There already is the outline of an ice rink stretching across the Dodger Stadium field, roughly from third base to first base length-wise and extending from the rim of the pitcher's mound to shallow center field. Gretzky said he'll be tempted to bring his kids out for a private skate-around.
In keeping with the hot-to-cold theme, there will be a beach volleyball court in left field with a Kings logo and a duck pond in right-center with a Ducks logo.
Beginning Thursday evening, Craig and his crew will begin building the rink with supercooled water pumped into ice pans. The work will be done at night with the forming ice protected under a thermal tarp during the day. The ice truck will maintain the ice at 22 degrees during the game.
According to Don Renzulli, NHL executive vice president of events, an exhibition game once was played in Las Vegas in 70-degree temperatures, but the warmest it's been when the puck has dropped for a Stadium Series regular season game is "about 50 degrees."
The puck will drop at 6:30 p.m. PT and planners are confident that during a Santa-Ana-wind-driven heat wave, temperatures will fall after sundown.
Robitaille, like Gretzky, has had a relationship with the Dodgers since his playing days. He recalled when former Dodgers Cy Young winner Orel Hershiser would skate with the Kings. Robitaille said he called Dodgers president Stan Kasten over the summer to test whether the Dodgers would be interested in hosting the game.
"Stan said yes right away. He said it would be great fun," said Robitaille. "[Dodgers general manager] Ned Colletti said if we have an alumni game, can I play? It's all been real easy.

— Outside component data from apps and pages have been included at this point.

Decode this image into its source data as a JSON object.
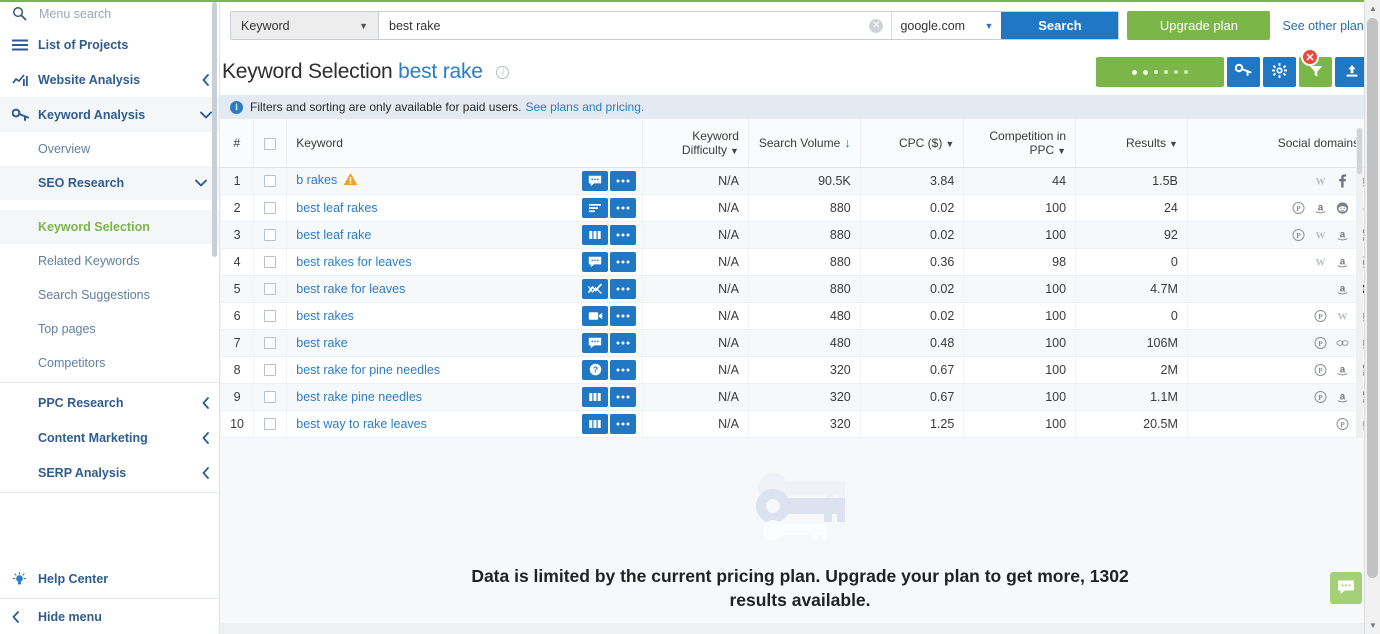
{
  "sidebar": {
    "search_placeholder": "Menu search",
    "projects_label": "List of Projects",
    "nav": [
      {
        "label": "Website Analysis",
        "icon": "bar-chart-icon",
        "chevron": "chevron-left"
      },
      {
        "label": "Keyword Analysis",
        "icon": "key-icon",
        "chevron": "chevron-down"
      }
    ],
    "keyword_sub": [
      {
        "label": "Overview"
      },
      {
        "label": "SEO Research",
        "chevron": "chevron-down"
      }
    ],
    "seo_items": [
      {
        "label": "Keyword Selection",
        "selected": true
      },
      {
        "label": "Related Keywords",
        "selected": false
      },
      {
        "label": "Search Suggestions",
        "selected": false
      },
      {
        "label": "Top pages",
        "selected": false
      },
      {
        "label": "Competitors",
        "selected": false
      }
    ],
    "bottom_nav": [
      {
        "label": "PPC Research",
        "chevron": "chevron-left"
      },
      {
        "label": "Content Marketing",
        "chevron": "chevron-left"
      },
      {
        "label": "SERP Analysis",
        "chevron": "chevron-left"
      }
    ],
    "help_label": "Help Center",
    "hide_label": "Hide menu"
  },
  "toolbar": {
    "type_select": "Keyword",
    "query_value": "best rake",
    "query_placeholder": "",
    "engine_select": "google.com",
    "search_button": "Search",
    "upgrade_button": "Upgrade plan",
    "see_other_plans": "See other plans"
  },
  "header": {
    "title": "Keyword Selection",
    "keyword": "best rake",
    "info_tooltip": "i",
    "buttons": {
      "key_button": "key-icon",
      "settings_button": "gear-icon",
      "filter_button": "funnel-icon",
      "export_button": "upload-icon",
      "close_badge": "✕"
    }
  },
  "info_bar": {
    "text": "Filters and sorting are only available for paid users.",
    "link": "See plans and pricing."
  },
  "table": {
    "columns": [
      {
        "key": "index",
        "label": "#",
        "align": "center"
      },
      {
        "key": "check",
        "label": "",
        "align": "center"
      },
      {
        "key": "keyword",
        "label": "Keyword",
        "align": "left"
      },
      {
        "key": "kd",
        "label": "Keyword Difficulty",
        "align": "right",
        "caret": true
      },
      {
        "key": "volume",
        "label": "Search Volume",
        "align": "right",
        "sorted": "desc"
      },
      {
        "key": "cpc",
        "label": "CPC ($)",
        "align": "right",
        "caret": true
      },
      {
        "key": "comp",
        "label": "Competition in PPC",
        "align": "right",
        "caret": true
      },
      {
        "key": "results",
        "label": "Results",
        "align": "right",
        "caret": true
      },
      {
        "key": "social",
        "label": "Social domains",
        "align": "right",
        "caret": true
      }
    ],
    "rows": [
      {
        "index": "1",
        "keyword": "b rakes",
        "warn": true,
        "action_icon": "comment-icon",
        "kd": "N/A",
        "volume": "90.5K",
        "cpc": "3.84",
        "comp": "44",
        "results": "1.5B",
        "social": [
          "W",
          "f",
          "a"
        ]
      },
      {
        "index": "2",
        "keyword": "best leaf rakes",
        "warn": false,
        "action_icon": "lines-icon",
        "kd": "N/A",
        "volume": "880",
        "cpc": "0.02",
        "comp": "100",
        "results": "24",
        "social": [
          "P",
          "a",
          "R",
          "W"
        ]
      },
      {
        "index": "3",
        "keyword": "best leaf rake",
        "warn": false,
        "action_icon": "columns-icon",
        "kd": "N/A",
        "volume": "880",
        "cpc": "0.02",
        "comp": "100",
        "results": "92",
        "social": [
          "P",
          "W",
          "a",
          "R"
        ]
      },
      {
        "index": "4",
        "keyword": "best rakes for leaves",
        "warn": false,
        "action_icon": "comment-icon",
        "kd": "N/A",
        "volume": "880",
        "cpc": "0.36",
        "comp": "98",
        "results": "0",
        "social": [
          "W",
          "a",
          "P"
        ]
      },
      {
        "index": "5",
        "keyword": "best rake for leaves",
        "warn": false,
        "action_icon": "trend-icon",
        "kd": "N/A",
        "volume": "880",
        "cpc": "0.02",
        "comp": "100",
        "results": "4.7M",
        "social": [
          "a",
          "Y"
        ]
      },
      {
        "index": "6",
        "keyword": "best rakes",
        "warn": false,
        "action_icon": "video-icon",
        "kd": "N/A",
        "volume": "480",
        "cpc": "0.02",
        "comp": "100",
        "results": "0",
        "social": [
          "P",
          "W",
          "a"
        ]
      },
      {
        "index": "7",
        "keyword": "best rake",
        "warn": false,
        "action_icon": "comment-icon",
        "kd": "N/A",
        "volume": "480",
        "cpc": "0.48",
        "comp": "100",
        "results": "106M",
        "social": [
          "P",
          "E",
          "a"
        ]
      },
      {
        "index": "8",
        "keyword": "best rake for pine needles",
        "warn": false,
        "action_icon": "question-icon",
        "kd": "N/A",
        "volume": "320",
        "cpc": "0.67",
        "comp": "100",
        "results": "2M",
        "social": [
          "P",
          "a",
          "R"
        ]
      },
      {
        "index": "9",
        "keyword": "best rake pine needles",
        "warn": false,
        "action_icon": "columns-icon",
        "kd": "N/A",
        "volume": "320",
        "cpc": "0.67",
        "comp": "100",
        "results": "1.1M",
        "social": [
          "P",
          "a",
          "R"
        ]
      },
      {
        "index": "10",
        "keyword": "best way to rake leaves",
        "warn": false,
        "action_icon": "columns-icon",
        "kd": "N/A",
        "volume": "320",
        "cpc": "1.25",
        "comp": "100",
        "results": "20.5M",
        "social": [
          "P",
          "a"
        ]
      }
    ],
    "row_more_icon": "ellipsis-icon"
  },
  "upsell": {
    "message": "Data is limited by the current pricing plan. Upgrade your plan to get more, 1302 results available.",
    "art": "key-illustration"
  },
  "chat": {
    "icon": "chat-bubble-icon"
  },
  "colors": {
    "accent_green": "#7ab648",
    "accent_blue": "#2077c4",
    "link_blue": "#2b7cc4",
    "warn_orange": "#f0a32a",
    "close_red": "#e8493a"
  }
}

And it's been awesome for us and the game."
Kasten, who ran the Atlanta Thrashers NHL team while also running the Atlanta Braves and Atlanta Hawks, said the prep work for the hockey game won't conflict with the ongoing renovation of Dodger Stadium.
Colletti, who covered hockey as a sportswriter in his previous career, said it's been fun watching the game turn into a reality.

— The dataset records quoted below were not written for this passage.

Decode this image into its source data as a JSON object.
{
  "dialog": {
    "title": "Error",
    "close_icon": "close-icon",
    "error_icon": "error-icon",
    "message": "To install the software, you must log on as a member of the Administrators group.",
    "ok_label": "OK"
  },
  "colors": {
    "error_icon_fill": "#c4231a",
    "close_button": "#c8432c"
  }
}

"I look out my window and see a hockey rink taking shape," he said. "It's pretty cool."
Ken Gurnick is a reporter for MLB.com. This story was not subject to the approval of Major League Baseball or its clubs.